says the Minneapolis Star Tribune. The “special administrative measures” involved are among federal efforts to keep terrorism prosecutions under tight control. Warsame was charged by a federal grand jury with conspiring to provide material support to Al-Qaeda. Authorities say he admitted attending a training camp in Afghanistan with Osama bin Laden.
Assistant U.S. Attorney Michael Ward argued that the government’s restrictions would prohibit federal public defender Daniel Scott from relaying messages to third parties and wouldn’t hamper Warsame’s defense. Scott doesn’t want to sign the document because the limitations could infringe on Warsame’s rights. In a Seattle case, defense attorneys refused to sign such a document and took the matter to court, where the parties negotiated a settlement in which the attorneys answered to a judge, rather than the Justice Department.

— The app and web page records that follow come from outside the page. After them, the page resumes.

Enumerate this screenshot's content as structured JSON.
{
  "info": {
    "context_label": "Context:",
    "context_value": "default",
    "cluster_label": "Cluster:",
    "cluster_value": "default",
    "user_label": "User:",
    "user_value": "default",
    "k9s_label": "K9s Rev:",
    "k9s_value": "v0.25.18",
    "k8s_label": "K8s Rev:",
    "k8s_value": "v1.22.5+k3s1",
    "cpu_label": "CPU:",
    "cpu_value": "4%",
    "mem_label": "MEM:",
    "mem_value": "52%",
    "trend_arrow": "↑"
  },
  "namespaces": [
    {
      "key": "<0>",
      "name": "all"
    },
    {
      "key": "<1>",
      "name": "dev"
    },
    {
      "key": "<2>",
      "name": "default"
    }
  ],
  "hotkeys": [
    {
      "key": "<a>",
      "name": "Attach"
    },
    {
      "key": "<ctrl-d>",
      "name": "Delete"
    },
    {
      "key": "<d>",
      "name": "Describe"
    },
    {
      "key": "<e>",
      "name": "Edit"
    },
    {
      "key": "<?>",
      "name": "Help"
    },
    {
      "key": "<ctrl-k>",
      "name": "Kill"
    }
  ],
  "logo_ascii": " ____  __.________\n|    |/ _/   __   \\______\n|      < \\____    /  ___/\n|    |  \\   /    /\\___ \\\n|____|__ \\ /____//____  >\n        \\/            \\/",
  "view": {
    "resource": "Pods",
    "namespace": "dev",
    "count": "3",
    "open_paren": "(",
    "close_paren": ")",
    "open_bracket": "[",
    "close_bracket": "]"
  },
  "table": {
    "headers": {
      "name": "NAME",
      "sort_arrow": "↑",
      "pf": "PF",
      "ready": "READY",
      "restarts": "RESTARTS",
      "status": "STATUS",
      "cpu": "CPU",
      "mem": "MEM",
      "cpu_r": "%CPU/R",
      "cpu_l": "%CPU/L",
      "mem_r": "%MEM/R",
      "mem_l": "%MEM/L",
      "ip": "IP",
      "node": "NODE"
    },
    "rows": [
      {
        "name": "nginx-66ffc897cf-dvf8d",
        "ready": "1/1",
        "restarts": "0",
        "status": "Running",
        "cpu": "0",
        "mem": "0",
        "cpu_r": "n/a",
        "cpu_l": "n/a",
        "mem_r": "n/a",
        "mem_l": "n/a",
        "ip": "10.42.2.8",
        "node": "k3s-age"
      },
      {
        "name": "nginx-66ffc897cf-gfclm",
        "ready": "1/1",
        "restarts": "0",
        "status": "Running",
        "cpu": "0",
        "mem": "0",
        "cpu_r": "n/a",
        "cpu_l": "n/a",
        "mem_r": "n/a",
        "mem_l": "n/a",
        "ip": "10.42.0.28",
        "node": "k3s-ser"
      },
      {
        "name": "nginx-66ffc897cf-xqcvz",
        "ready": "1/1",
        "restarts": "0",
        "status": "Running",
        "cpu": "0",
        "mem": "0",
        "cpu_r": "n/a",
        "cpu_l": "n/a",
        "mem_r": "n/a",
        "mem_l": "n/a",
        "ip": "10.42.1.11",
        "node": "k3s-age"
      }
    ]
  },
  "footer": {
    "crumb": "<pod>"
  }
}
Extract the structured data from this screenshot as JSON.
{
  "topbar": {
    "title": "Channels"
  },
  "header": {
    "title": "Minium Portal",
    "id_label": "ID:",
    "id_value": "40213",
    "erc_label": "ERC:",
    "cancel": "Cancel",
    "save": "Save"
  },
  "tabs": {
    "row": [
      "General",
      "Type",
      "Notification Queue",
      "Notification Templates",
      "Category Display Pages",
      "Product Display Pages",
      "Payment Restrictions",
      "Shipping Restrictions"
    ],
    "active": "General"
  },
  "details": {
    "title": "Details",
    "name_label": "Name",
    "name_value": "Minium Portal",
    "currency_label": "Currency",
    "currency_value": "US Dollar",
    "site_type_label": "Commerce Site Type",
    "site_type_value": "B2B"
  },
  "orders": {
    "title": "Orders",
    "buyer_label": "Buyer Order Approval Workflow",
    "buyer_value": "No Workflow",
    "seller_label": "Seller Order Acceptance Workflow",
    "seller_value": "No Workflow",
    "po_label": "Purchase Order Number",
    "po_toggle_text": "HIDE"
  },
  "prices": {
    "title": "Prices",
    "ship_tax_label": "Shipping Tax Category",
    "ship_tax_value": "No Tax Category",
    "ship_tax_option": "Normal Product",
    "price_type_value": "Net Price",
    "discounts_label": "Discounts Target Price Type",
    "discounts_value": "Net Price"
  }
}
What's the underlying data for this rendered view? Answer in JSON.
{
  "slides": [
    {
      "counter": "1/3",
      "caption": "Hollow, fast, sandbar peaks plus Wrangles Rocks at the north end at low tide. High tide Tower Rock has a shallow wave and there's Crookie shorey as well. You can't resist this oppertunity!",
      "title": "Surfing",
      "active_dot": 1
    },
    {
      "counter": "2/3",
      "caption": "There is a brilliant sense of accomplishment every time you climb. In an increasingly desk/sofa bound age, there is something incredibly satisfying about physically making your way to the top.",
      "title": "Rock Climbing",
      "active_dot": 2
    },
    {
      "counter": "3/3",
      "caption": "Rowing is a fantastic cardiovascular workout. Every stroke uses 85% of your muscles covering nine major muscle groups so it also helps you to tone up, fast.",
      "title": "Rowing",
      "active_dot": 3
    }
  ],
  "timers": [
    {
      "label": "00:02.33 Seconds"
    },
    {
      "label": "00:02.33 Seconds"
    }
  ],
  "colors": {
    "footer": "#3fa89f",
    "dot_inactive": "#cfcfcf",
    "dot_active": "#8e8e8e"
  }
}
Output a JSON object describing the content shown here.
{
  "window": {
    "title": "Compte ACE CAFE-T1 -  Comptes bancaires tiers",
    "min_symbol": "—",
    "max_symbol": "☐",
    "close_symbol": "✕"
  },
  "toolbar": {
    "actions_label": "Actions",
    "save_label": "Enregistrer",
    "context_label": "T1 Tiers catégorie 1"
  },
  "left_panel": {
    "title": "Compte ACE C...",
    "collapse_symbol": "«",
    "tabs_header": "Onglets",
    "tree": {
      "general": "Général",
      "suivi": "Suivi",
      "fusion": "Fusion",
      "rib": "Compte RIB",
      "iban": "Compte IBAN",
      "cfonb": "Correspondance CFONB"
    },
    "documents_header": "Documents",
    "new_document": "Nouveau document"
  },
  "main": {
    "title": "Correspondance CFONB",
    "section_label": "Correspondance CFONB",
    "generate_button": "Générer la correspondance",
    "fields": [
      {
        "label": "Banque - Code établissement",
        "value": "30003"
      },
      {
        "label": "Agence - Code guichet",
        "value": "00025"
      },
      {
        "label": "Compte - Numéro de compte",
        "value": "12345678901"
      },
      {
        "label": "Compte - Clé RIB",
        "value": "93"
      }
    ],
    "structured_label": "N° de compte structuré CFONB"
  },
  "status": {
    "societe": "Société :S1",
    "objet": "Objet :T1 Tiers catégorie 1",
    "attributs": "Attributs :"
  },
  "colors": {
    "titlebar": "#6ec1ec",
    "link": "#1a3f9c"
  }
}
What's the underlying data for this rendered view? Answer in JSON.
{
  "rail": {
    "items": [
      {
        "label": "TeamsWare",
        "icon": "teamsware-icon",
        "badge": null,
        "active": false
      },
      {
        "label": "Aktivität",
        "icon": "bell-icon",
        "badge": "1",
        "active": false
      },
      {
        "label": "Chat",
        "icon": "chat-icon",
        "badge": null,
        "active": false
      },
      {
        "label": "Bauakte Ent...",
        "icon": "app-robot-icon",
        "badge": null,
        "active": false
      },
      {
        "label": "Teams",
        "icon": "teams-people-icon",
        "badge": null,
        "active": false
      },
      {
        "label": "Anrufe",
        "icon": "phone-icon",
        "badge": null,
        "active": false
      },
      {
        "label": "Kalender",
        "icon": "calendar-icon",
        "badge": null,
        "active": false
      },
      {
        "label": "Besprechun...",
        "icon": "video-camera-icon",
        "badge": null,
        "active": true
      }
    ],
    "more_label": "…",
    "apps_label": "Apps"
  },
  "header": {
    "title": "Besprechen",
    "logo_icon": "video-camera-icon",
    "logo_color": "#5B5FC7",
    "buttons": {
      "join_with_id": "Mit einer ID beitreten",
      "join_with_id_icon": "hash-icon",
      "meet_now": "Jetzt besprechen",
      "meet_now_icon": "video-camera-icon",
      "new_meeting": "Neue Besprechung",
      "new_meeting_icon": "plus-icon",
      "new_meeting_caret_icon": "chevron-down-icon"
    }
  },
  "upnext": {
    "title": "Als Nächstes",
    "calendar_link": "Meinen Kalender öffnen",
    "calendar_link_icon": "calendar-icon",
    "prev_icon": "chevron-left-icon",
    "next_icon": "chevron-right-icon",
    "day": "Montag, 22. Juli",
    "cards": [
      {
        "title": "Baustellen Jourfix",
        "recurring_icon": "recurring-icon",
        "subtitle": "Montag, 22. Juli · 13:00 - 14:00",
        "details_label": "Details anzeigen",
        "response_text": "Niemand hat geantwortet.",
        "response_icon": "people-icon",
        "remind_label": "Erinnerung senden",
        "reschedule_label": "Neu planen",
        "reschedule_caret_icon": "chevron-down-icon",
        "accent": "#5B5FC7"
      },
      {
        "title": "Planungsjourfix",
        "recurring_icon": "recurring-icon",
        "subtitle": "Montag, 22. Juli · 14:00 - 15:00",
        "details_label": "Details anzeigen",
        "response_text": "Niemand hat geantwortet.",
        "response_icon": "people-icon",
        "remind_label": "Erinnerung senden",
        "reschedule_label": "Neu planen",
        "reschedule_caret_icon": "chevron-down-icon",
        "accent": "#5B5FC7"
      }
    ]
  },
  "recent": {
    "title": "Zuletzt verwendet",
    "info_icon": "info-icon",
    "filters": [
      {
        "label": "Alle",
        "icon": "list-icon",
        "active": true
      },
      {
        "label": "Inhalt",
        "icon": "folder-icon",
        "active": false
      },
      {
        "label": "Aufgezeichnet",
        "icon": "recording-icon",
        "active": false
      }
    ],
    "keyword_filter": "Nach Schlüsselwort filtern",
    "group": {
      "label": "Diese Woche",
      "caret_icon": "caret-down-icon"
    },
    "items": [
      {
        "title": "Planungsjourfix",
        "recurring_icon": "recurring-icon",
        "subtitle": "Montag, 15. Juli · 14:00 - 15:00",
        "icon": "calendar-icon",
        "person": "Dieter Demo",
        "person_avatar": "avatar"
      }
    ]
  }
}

Scott asked U.S. Magistrate Judge Franklin Noel yesterday to delay a detention hearing for Warsame so that he and prosecutors would have more time to discuss the government’s proposed restrictions and he and Warsame could have a chance to talk. “Up till now the government has not been willing to allow me to confer” with Warsame, Scott said. “If I don’t sign, I can’t see him. It’s that simple.”